Very interesting post and conversation. I encourage any comments to be made at original post (here).
As my feminist consciousness has developed the more I’ve become aware, both explicitly and implicitly, that there is a popular notion that feminism is un-African. Every time I write a post about feminism in an African context, I get at least one response about how feminism is this flawed, white supremacist ideology. The internet is rife with articles about this so I’m not going to pull up too many examples. Most argue along the lines that feminism is “diabolically anti-African anti-human neologism emerging out of the Eurocentric reactionary women’s movement in the 50’s”
What’s problematic about these arguments is not that people have a different opinion, as is their right, but that these critics don’t even bother to understand what African feminism is about before attacking it. Yes, there is global feminist consensus, but it is also important for African feminists to shape our own ideological home for African feminism through which we can view African women’s issues. In fact, this is very much an ongoing process and like all political work, it is nuanced. To very briefly summarize, some African feminists thinkers and activists are liberal, post-modern, eco, socialist feminists etc and some adopt a more radical approach to challenge the legitimacy of patriarchy. African feminists are concerned with the domestic imbalance and gender roles, but also about so called ‘bread and butter’ issues like poverty reduction, violence prevention and health and reproductive rights which affets African women worse than men. African feminism is just as much about the inter-connectedness of slavery, colonialism, racism and so on and how these historic realities have caused women’s oppression.

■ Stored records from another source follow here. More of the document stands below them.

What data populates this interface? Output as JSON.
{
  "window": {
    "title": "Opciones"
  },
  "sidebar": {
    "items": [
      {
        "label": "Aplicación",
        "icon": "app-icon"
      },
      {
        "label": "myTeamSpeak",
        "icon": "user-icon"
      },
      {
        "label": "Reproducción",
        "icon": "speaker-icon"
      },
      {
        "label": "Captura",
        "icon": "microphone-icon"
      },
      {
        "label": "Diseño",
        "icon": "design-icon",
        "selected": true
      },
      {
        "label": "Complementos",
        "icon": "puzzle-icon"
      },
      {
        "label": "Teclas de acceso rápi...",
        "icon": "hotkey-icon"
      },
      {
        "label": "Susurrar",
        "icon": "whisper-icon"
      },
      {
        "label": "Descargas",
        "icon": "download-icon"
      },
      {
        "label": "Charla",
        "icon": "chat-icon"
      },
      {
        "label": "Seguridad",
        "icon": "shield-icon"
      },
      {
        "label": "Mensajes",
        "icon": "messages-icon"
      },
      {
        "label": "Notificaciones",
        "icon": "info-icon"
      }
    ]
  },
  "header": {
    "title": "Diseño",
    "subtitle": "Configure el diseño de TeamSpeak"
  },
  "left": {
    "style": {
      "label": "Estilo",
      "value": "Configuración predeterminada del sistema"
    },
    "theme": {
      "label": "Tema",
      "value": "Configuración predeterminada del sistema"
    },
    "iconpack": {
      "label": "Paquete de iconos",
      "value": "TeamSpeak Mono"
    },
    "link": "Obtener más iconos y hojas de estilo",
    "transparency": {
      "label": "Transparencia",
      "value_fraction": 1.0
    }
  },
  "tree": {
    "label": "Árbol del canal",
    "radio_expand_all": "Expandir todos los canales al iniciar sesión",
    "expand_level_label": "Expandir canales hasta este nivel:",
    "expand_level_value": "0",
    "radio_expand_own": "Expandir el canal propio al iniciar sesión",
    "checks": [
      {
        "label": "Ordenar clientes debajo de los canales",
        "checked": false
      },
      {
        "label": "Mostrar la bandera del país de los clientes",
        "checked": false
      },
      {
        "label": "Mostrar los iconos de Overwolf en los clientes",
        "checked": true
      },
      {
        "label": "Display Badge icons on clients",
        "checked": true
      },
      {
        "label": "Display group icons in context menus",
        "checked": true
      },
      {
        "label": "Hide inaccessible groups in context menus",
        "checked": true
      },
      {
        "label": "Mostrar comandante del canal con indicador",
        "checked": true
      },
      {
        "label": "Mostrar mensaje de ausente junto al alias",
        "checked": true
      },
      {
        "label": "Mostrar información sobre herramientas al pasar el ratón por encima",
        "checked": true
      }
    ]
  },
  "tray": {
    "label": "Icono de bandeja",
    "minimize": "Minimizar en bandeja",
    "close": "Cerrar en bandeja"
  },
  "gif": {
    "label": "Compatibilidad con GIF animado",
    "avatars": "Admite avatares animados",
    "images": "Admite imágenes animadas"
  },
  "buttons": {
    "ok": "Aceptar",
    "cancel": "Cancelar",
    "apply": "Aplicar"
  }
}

Yes, the term ‘feminism’ does not have African roots, rather, it came to the continent largely due to the African-American feminist movement. However, the concept itself is not one that western feminists exported to African women. Africa has some of the oldest civilizations and so it also has some of the oldest patriarchies. And African women have always found ways of resisting patriarchy through manipulating popular ideas of motherhood, or religion, or labour. The argument that feminism is un-African is also flawed in its romantic view of pre-colonial Africa. Even if African societies were egalitarian, which wasn’t always the case at all, most African societies, have now imported a largely western gender order, one that is patriarchal.
I find it sad that an African woman can debate Greek democracy in Accra or Freudian psychoanalysis in Harare or US capitalism in Lagos and be qualified as political, not western. But let us even mention women’s issues and someone will be quick to accuse you of neglecting our African past and being brainwashed by western values. The reality is African politics is not gender neutral and pretending that it is despite all the suffering that gender inequality causes is much more ‘un-African’ than what any one person chooses to affiliate with.
The belief that feminism is un-African or anti-black (for those of us living in the diaspora) is one of the biggest foolishness and I would say blatant backwardness coming from black people.
And to think that many African and black women believe this and stand for it is what irks me. The rejection of feminism is to lack faith in women.
Feminism may appear to be western in origins, but is it really?Feminism is a universal aspiration, always ready to be integrated within the consciousness of all progressive people(men and women).
We very well know that some of the black and African women who have contributed to the advancement of this world were feminists.
There are homegrown issues and problems that must be adressed by the local people, therefore feminism must be local at all times; but it would be naive and presumptuous at the same time to believe that black/African women cannnot learn something from the global female(Chinese,European,Latin American,you name it, etc.) community.